Taco Bell says it will make all its packaging recyclable, compostable, or reusable by 2025
You may not think of the provider of a late-night greasy fix as the most environmentally sound company, but Taco Bell has already made a few moves toward cleaning up its footprint: recyclable cold cups and lids? They began rolling out in 2018. Vegetarian options? They were always there, though a 2019 menu highlighted those bean-based meals. Paper bags instead of plastic? Customers have been bringing home their tacos that way for years. And next up for Taco Bell: a pledge to make all its packaging recyclable, compostable, or reusable by 2025.
As part of its 2020 commitments, Taco Bell says it will convert all consumer-facing packaging—that’s anything the customer comes into contact with when they order food, like the wraps around tacos or the physical box that holds the $5 Cravings Box items—to be either reusable, recyclable, or compostable at all locations across the globe within the next five years.
The company will install recycling and composting bins in restaurants where local infrastructure permits (not every municipality supports those waste streams), and the new packaging materials will also be free of PFAS, phthalates, and BPA—chemicals abundant in food packaging that have been associated with negative health effects like cancer, thyroid disease, and low birth weight.

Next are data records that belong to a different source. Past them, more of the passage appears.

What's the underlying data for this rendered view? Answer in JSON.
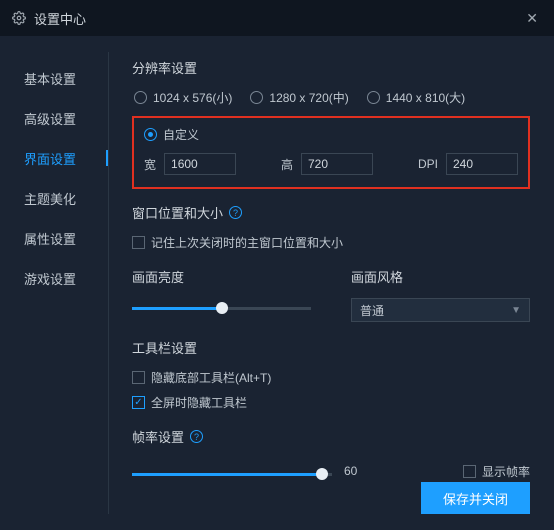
{
  "window": {
    "title": "设置中心"
  },
  "sidebar": {
    "items": [
      {
        "label": "基本设置"
      },
      {
        "label": "高级设置"
      },
      {
        "label": "界面设置"
      },
      {
        "label": "主题美化"
      },
      {
        "label": "属性设置"
      },
      {
        "label": "游戏设置"
      }
    ],
    "active_index": 2
  },
  "resolution": {
    "title": "分辨率设置",
    "options": [
      {
        "label": "1024 x 576(小)"
      },
      {
        "label": "1280 x 720(中)"
      },
      {
        "label": "1440 x 810(大)"
      }
    ],
    "custom_label": "自定义",
    "width_label": "宽",
    "width_value": "1600",
    "height_label": "高",
    "height_value": "720",
    "dpi_label": "DPI",
    "dpi_value": "240"
  },
  "window_pos": {
    "title": "窗口位置和大小",
    "remember_label": "记住上次关闭时的主窗口位置和大小"
  },
  "brightness": {
    "title": "画面亮度",
    "percent": 50
  },
  "style": {
    "title": "画面风格",
    "value": "普通"
  },
  "toolbar": {
    "title": "工具栏设置",
    "hide_bottom_label": "隐藏底部工具栏(Alt+T)",
    "hide_fullscreen_label": "全屏时隐藏工具栏"
  },
  "fps": {
    "title": "帧率设置",
    "value": "60",
    "show_label": "显示帧率",
    "percent": 95
  },
  "footer": {
    "save_label": "保存并关闭"
  }
}
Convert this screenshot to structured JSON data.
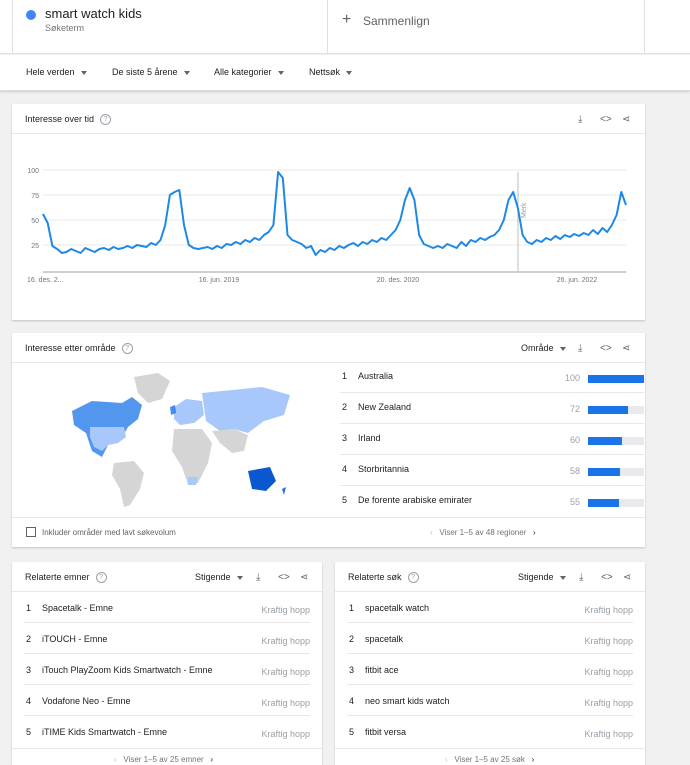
{
  "search_term": {
    "name": "smart watch kids",
    "subtitle": "Søketerm",
    "color": "#4285f4"
  },
  "compare": {
    "icon": "plus-icon",
    "label": "Sammenlign"
  },
  "filters": [
    "Hele verden",
    "De siste 5 årene",
    "Alle kategorier",
    "Nettsøk"
  ],
  "interest_over_time": {
    "title": "Interesse over tid",
    "note_label": "Merk",
    "chart_data": {
      "type": "line",
      "title": "",
      "xlabel": "",
      "ylabel": "",
      "ylim": [
        0,
        100
      ],
      "y_ticks": [
        "100",
        "75",
        "50",
        "25"
      ],
      "x_ticks": [
        "16. des. 2...",
        "16. jun. 2019",
        "20. des. 2020",
        "26. jun. 2022"
      ],
      "grid": true,
      "series": [
        {
          "values": [
            56,
            47,
            24,
            21,
            17,
            18,
            21,
            19,
            17,
            22,
            20,
            18,
            21,
            22,
            20,
            23,
            21,
            22,
            24,
            22,
            25,
            24,
            23,
            27,
            25,
            30,
            45,
            75,
            78,
            80,
            45,
            25,
            22,
            21,
            22,
            23,
            21,
            24,
            22,
            26,
            25,
            28,
            26,
            30,
            28,
            32,
            30,
            35,
            38,
            45,
            98,
            92,
            35,
            30,
            28,
            26,
            22,
            24,
            15,
            20,
            18,
            22,
            20,
            24,
            22,
            25,
            27,
            24,
            28,
            26,
            30,
            28,
            32,
            30,
            35,
            40,
            50,
            70,
            82,
            70,
            35,
            26,
            24,
            22,
            24,
            22,
            26,
            24,
            22,
            28,
            24,
            30,
            28,
            32,
            30,
            33,
            35,
            40,
            50,
            70,
            78,
            62,
            35,
            28,
            26,
            30,
            28,
            32,
            30,
            34,
            31,
            35,
            33,
            36,
            34,
            37,
            35,
            40,
            36,
            42,
            38,
            45,
            55,
            78,
            65
          ]
        }
      ]
    }
  },
  "interest_by_region": {
    "title": "Interesse etter område",
    "dropdown_label": "Område",
    "checkbox_label": "Inkluder områder med lavt søkevolum",
    "pager": "Viser 1–5 av 48 regioner",
    "rows": [
      {
        "rank": "1",
        "name": "Australia",
        "value": "100",
        "fraction": 1.0
      },
      {
        "rank": "2",
        "name": "New Zealand",
        "value": "72",
        "fraction": 0.72
      },
      {
        "rank": "3",
        "name": "Irland",
        "value": "60",
        "fraction": 0.6
      },
      {
        "rank": "4",
        "name": "Storbritannia",
        "value": "58",
        "fraction": 0.58
      },
      {
        "rank": "5",
        "name": "De forente arabiske emirater",
        "value": "55",
        "fraction": 0.55
      }
    ]
  },
  "related_topics": {
    "title": "Relaterte emner",
    "dropdown_label": "Stigende",
    "pager": "Viser 1–5 av 25 emner",
    "rows": [
      {
        "rank": "1",
        "name": "Spacetalk - Emne",
        "tag": "Kraftig hopp"
      },
      {
        "rank": "2",
        "name": "iTOUCH - Emne",
        "tag": "Kraftig hopp"
      },
      {
        "rank": "3",
        "name": "iTouch PlayZoom Kids Smartwatch - Emne",
        "tag": "Kraftig hopp"
      },
      {
        "rank": "4",
        "name": "Vodafone Neo - Emne",
        "tag": "Kraftig hopp"
      },
      {
        "rank": "5",
        "name": "iTIME Kids Smartwatch - Emne",
        "tag": "Kraftig hopp"
      }
    ]
  },
  "related_queries": {
    "title": "Relaterte søk",
    "dropdown_label": "Stigende",
    "pager": "Viser 1–5 av 25 søk",
    "rows": [
      {
        "rank": "1",
        "name": "spacetalk watch",
        "tag": "Kraftig hopp"
      },
      {
        "rank": "2",
        "name": "spacetalk",
        "tag": "Kraftig hopp"
      },
      {
        "rank": "3",
        "name": "fitbit ace",
        "tag": "Kraftig hopp"
      },
      {
        "rank": "4",
        "name": "neo smart kids watch",
        "tag": "Kraftig hopp"
      },
      {
        "rank": "5",
        "name": "fitbit versa",
        "tag": "Kraftig hopp"
      }
    ]
  },
  "colors": {
    "accent": "#1a73e8",
    "line": "#1e88e5",
    "map_dark": "#1a73e8",
    "map_mid": "#a8c7fa",
    "map_none": "#d5d5d5"
  }
}
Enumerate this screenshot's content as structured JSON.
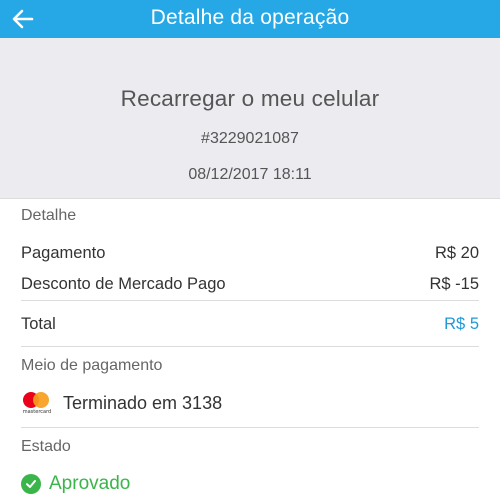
{
  "header": {
    "title": "Detalhe da operação",
    "back_icon": "arrow-left-icon"
  },
  "summary": {
    "title": "Recarregar o meu celular",
    "operation_id": "#3229021087",
    "date": "08/12/2017 18:11"
  },
  "detail": {
    "label": "Detalhe",
    "items": [
      {
        "name": "Pagamento",
        "value": "R$ 20"
      },
      {
        "name": "Desconto de Mercado Pago",
        "value": "R$ -15"
      }
    ],
    "total": {
      "name": "Total",
      "value": "R$ 5"
    }
  },
  "payment": {
    "label": "Meio de pagamento",
    "card_logo_text": "mastercard",
    "card_text": "Terminado em 3138",
    "icon": "mastercard-icon"
  },
  "status": {
    "label": "Estado",
    "value": "Aprovado",
    "icon": "check-circle-icon"
  },
  "colors": {
    "header_bg": "#26a8e6",
    "summary_bg": "#ebebf0",
    "accent": "#1f9ad6",
    "success": "#39b54a"
  }
}
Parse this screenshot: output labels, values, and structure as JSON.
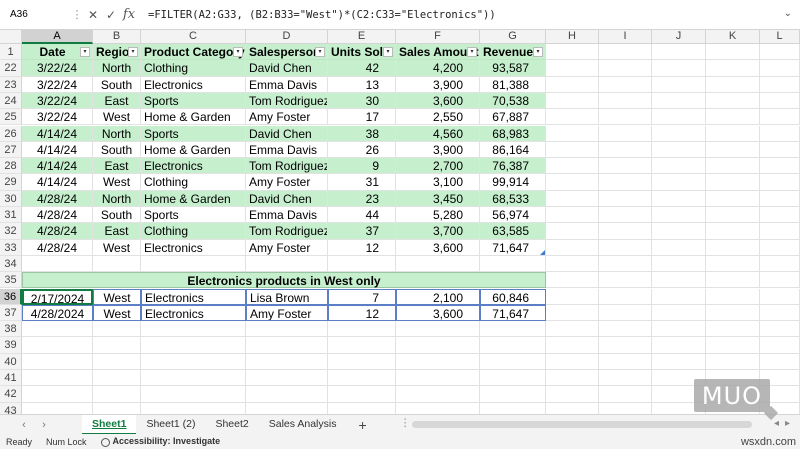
{
  "formula_bar": {
    "name_box": "A36",
    "fx": "fx",
    "formula": "=FILTER(A2:G33, (B2:B33=\"West\")*(C2:C33=\"Electronics\"))"
  },
  "columns": [
    "A",
    "B",
    "C",
    "D",
    "E",
    "F",
    "G",
    "H",
    "I",
    "J",
    "K",
    "L"
  ],
  "row_numbers": [
    "1",
    "22",
    "23",
    "24",
    "25",
    "26",
    "27",
    "28",
    "29",
    "30",
    "31",
    "32",
    "33",
    "34",
    "35",
    "36",
    "37",
    "38",
    "39",
    "40",
    "41",
    "42",
    "43"
  ],
  "table": {
    "headers": [
      "Date",
      "Region",
      "Product Category",
      "Salesperson",
      "Units Sold",
      "Sales Amount",
      "Revenue"
    ],
    "rows": [
      [
        "3/22/24",
        "North",
        "Clothing",
        "David Chen",
        "42",
        "4,200",
        "93,587"
      ],
      [
        "3/22/24",
        "South",
        "Electronics",
        "Emma Davis",
        "13",
        "3,900",
        "81,388"
      ],
      [
        "3/22/24",
        "East",
        "Sports",
        "Tom Rodriguez",
        "30",
        "3,600",
        "70,538"
      ],
      [
        "3/22/24",
        "West",
        "Home & Garden",
        "Amy Foster",
        "17",
        "2,550",
        "67,887"
      ],
      [
        "4/14/24",
        "North",
        "Sports",
        "David Chen",
        "38",
        "4,560",
        "68,983"
      ],
      [
        "4/14/24",
        "South",
        "Home & Garden",
        "Emma Davis",
        "26",
        "3,900",
        "86,164"
      ],
      [
        "4/14/24",
        "East",
        "Electronics",
        "Tom Rodriguez",
        "9",
        "2,700",
        "76,387"
      ],
      [
        "4/14/24",
        "West",
        "Clothing",
        "Amy Foster",
        "31",
        "3,100",
        "99,914"
      ],
      [
        "4/28/24",
        "North",
        "Home & Garden",
        "David Chen",
        "23",
        "3,450",
        "68,533"
      ],
      [
        "4/28/24",
        "South",
        "Sports",
        "Emma Davis",
        "44",
        "5,280",
        "56,974"
      ],
      [
        "4/28/24",
        "East",
        "Clothing",
        "Tom Rodriguez",
        "37",
        "3,700",
        "63,585"
      ],
      [
        "4/28/24",
        "West",
        "Electronics",
        "Amy Foster",
        "12",
        "3,600",
        "71,647"
      ]
    ]
  },
  "result": {
    "title": "Electronics products in West only",
    "rows": [
      [
        "2/17/2024",
        "West",
        "Electronics",
        "Lisa Brown",
        "7",
        "2,100",
        "60,846"
      ],
      [
        "4/28/2024",
        "West",
        "Electronics",
        "Amy Foster",
        "12",
        "3,600",
        "71,647"
      ]
    ]
  },
  "sheet_tabs": [
    "Sheet1",
    "Sheet1 (2)",
    "Sheet2",
    "Sales Analysis"
  ],
  "active_tab": "Sheet1",
  "add_sheet": "+",
  "status_bar": {
    "ready": "Ready",
    "num_lock": "Num Lock",
    "accessibility": "Accessibility: Investigate"
  },
  "watermark": {
    "logo": "MUO",
    "site": "wsxdn.com"
  },
  "colors": {
    "header_fill": "#c6efce",
    "band_fill": "#c6efce",
    "accent": "#107c41",
    "result_border": "#5b7fc7"
  }
}
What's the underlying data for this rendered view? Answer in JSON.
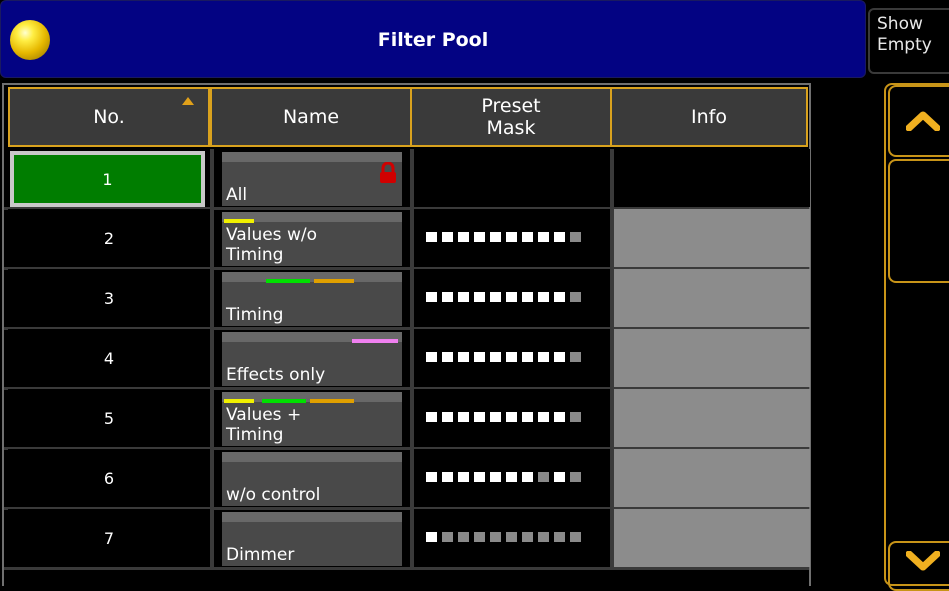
{
  "window": {
    "title": "Filter Pool"
  },
  "show_empty": {
    "line1": "Show",
    "line2": "Empty"
  },
  "columns": {
    "no": "No.",
    "name": "Name",
    "preset_mask": "Preset\nMask",
    "info": "Info"
  },
  "colors": {
    "accent": "#d9a21e",
    "selected": "#007d00",
    "titlebar": "#030383",
    "lock": "#d00000"
  },
  "rows": [
    {
      "no": "1",
      "name": "All",
      "locked": true,
      "selected": true,
      "mask": [],
      "info_visible": false,
      "bars": []
    },
    {
      "no": "2",
      "name": "Values w/o\nTiming",
      "locked": false,
      "selected": false,
      "mask": [
        1,
        1,
        1,
        1,
        1,
        1,
        1,
        1,
        1,
        0
      ],
      "info_visible": true,
      "bars": [
        {
          "color": "#f0f000"
        }
      ]
    },
    {
      "no": "3",
      "name": "Timing",
      "locked": false,
      "selected": false,
      "mask": [
        1,
        1,
        1,
        1,
        1,
        1,
        1,
        1,
        1,
        0
      ],
      "info_visible": true,
      "bars": [
        {
          "color": "#00e000"
        },
        {
          "color": "#e0a000"
        }
      ]
    },
    {
      "no": "4",
      "name": "Effects only",
      "locked": false,
      "selected": false,
      "mask": [
        1,
        1,
        1,
        1,
        1,
        1,
        1,
        1,
        1,
        0
      ],
      "info_visible": true,
      "bars": [
        {
          "color": "#f080f0"
        }
      ]
    },
    {
      "no": "5",
      "name": "Values +\nTiming",
      "locked": false,
      "selected": false,
      "mask": [
        1,
        1,
        1,
        1,
        1,
        1,
        1,
        1,
        1,
        0
      ],
      "info_visible": true,
      "bars": [
        {
          "color": "#f0f000"
        },
        {
          "color": "#00e000"
        },
        {
          "color": "#e0a000"
        }
      ]
    },
    {
      "no": "6",
      "name": "w/o control",
      "locked": false,
      "selected": false,
      "mask": [
        1,
        1,
        1,
        1,
        1,
        1,
        1,
        0,
        1,
        0
      ],
      "info_visible": true,
      "bars": []
    },
    {
      "no": "7",
      "name": "Dimmer",
      "locked": false,
      "selected": false,
      "mask": [
        1,
        0,
        0,
        0,
        0,
        0,
        0,
        0,
        0,
        0
      ],
      "info_visible": true,
      "bars": []
    }
  ],
  "scrollbar": {
    "up_icon": "chevron-up-icon",
    "down_icon": "chevron-down-icon"
  }
}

Missy Schaaphok, Taco Bell’s global nutrition and sustainability manager, says the brand is still figuring out exactly what that new packaging will be. “We want to ensure that convenience and functionality are very top of mind when it comes to our packaging,” she says. “Sure, the look and feel might change—especially if we move away from black plastic, for example, with our power bowls, to something else that might be fiber based. That will be a dramatic change, but we want to ensure that the . . . customers have the same experience, but with the sustainability aspects in mind.”
Schaaphok wouldn’t disclose how much waste current Taco Bell packaging accounts for, or quantify specifically how much waste the commitment will reduce, but she says there’s a lot of internal conversations happening around those topics. “We are working with our suppliers and franchisees on our entire global system to understand what we’re implementing, where we want to benchmark, and then how we can properly track our progress and make those impacts every year,” she says.
Taco Bell will address its packaging issues in the order of the proverbial three R’s: reduce, by consolidating or eliminating packaging elements; reuse, by offering, for example, food baskets at dine-in only locations; and recycle, where the compostable and recyclable elements come in. “That’s going to be a big, big focus for us,” Schaaphok says, “so that we can ensure that all of our packaging will either be recyclable or compostable rather than ending up in the landfill.” What type of compostables, specifically, will depend on what will be accepted across the board. “We have 7,000 restaurants across the U.S.,” she says. “We want to make sure that we have the most likelihood that it will be composted.”
Some Taco Bell packaging already fits the bill, though some of its sustainable claims make it clear that the company is giving itself a lot of semantic leeway in hitting its goal: Schaaphok notes the Mini Skillet Bowl is deemed “reusable” since it’s microwave safe, and the company’s website suggests you wash them and use it “as storage for knickknacks.” How many items will be theoretically “resuable” like this by 2025? What it will do with the plastic hot sauce packets also remains an open question.
The company is already working on providing compostable or paper straws in places that legally require them. A big hurdle, then, will concern communication. The company will develop training materials for its employees so they can help customers properly dispose of the packaging in Taco Bell locations, and include communication on the packaging so that customers who take away orders will know what to do with it.
There’s still a lot Taco Bell has to figure out—a specific team will be focused on working with packaging suppliers to rethink packaging with a focus on sustainability, functionality, and communication—but Schaaphok is confident it can meet its 2025 goal. “A good portion of our packaging today is already recyclable or compostable, so we’re going to be focusing on the elements that aren’t,” she adds, and regional testing for those packing elements will happen throughout this year.
To complement its waste goals, the company also says it’s working to be the number-one quick-service restaurant for vegetarians in the U.S., even as McDonald’s and Burger King add more plant-based options. It was the first and is still the only quick-service restaurant to offer American Vegetarian Association-certified food options with its vegetarian bean proteins and customizable menu (a tip for vegans: making your order “fresco style” subs pico de gallo in place of mayo-based sauces, cheeses, and sour cream).
“Now what we’re focusing on is really making it easier for customers to access vegetarian, so you can expect more from us there, whether it’s more vegetarian ingredients or how people can access or order [vegetarian],” says Schaaphok. “More of those details are still yet to come, but . . . basically, we’re going to make ordering vegetarian easier for Taco Bell, and do it in a uniquely Taco Bell way.”